It tells me you are using RAID 5, or you manually put like files on the same disk controller. If the latter is true, spread out your like files so they are not on the same controllers. For example, when Oracle goes to update all copies of your control file it is fastest to have only one control file for all disks under controller A, and another control file for all disks under controller B. If you have only 1 controller, like a home computer, then there is nothing to be done.
Suppose you're using RAID 5 such that the control (or redo logs, or other files) are spread out evenly across all available disks. for example, for your first file the first block goes on disk 1, the second block on disk2, and so on. for your second file a similar thing occurs, and so on for each file. When Oracle tries to update all copies of the control file it it writing to all disks for all files. that's a lot of I/O bottlenecks.
with all of that said, look at your spreport output again. take the wait time and divide by 100, because the default is centiseconds. then divide that number by the number of waits. If your final number is something like 0.0001 then waits are not an issue, regardless of how big the spreport numbers looked at first.

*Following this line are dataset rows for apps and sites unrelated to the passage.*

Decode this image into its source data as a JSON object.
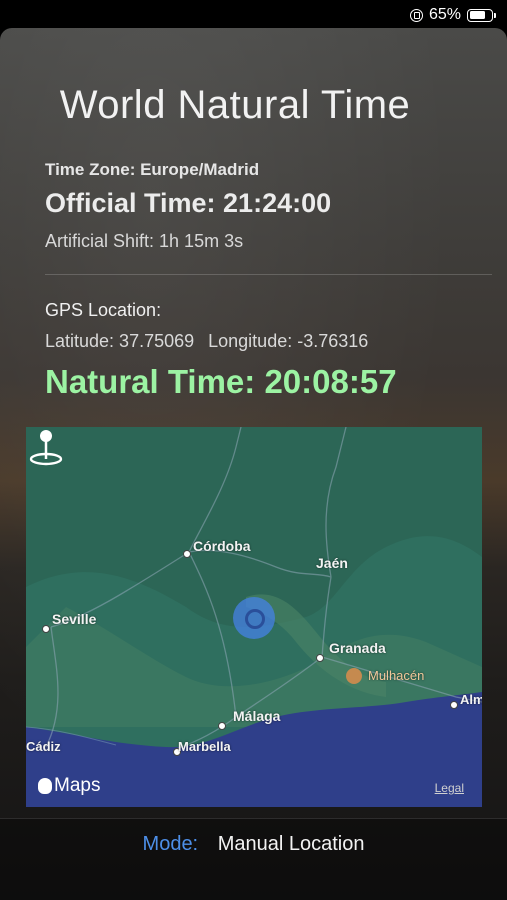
{
  "status_bar": {
    "battery": "65%",
    "icons": [
      "orientation-lock-icon",
      "battery-icon"
    ]
  },
  "header": {
    "title": "World Natural Time"
  },
  "time": {
    "time_zone": "Time Zone: Europe/Madrid",
    "official_time": "Official Time: 21:24:00",
    "artificial_shift": "Artificial Shift: 1h 15m 3s"
  },
  "gps": {
    "heading": "GPS Location:",
    "latitude": "Latitude: 37.75069",
    "longitude": "Longitude: -3.76316"
  },
  "natural_time": "Natural Time: 20:08:57",
  "map": {
    "cities": [
      "Córdoba",
      "Jaén",
      "Seville",
      "Granada",
      "Málaga",
      "Marbella",
      "Almería",
      "Cádiz"
    ],
    "landmark": "Mulhacén",
    "brand": "Maps",
    "legal": "Legal"
  },
  "mode": {
    "label": "Mode:",
    "value": "Manual Location"
  },
  "colors": {
    "natural_time": "#9cf3a3",
    "mode_label": "#4d8fe8",
    "map_land": "#2f6f5f",
    "map_sea": "#2f3f8a"
  }
}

Spreading out your redo logs is a different story. You can (and might need to) have several such files under the same disk controller. The book Oracle 24x7 shows many example of how to deal with this issue.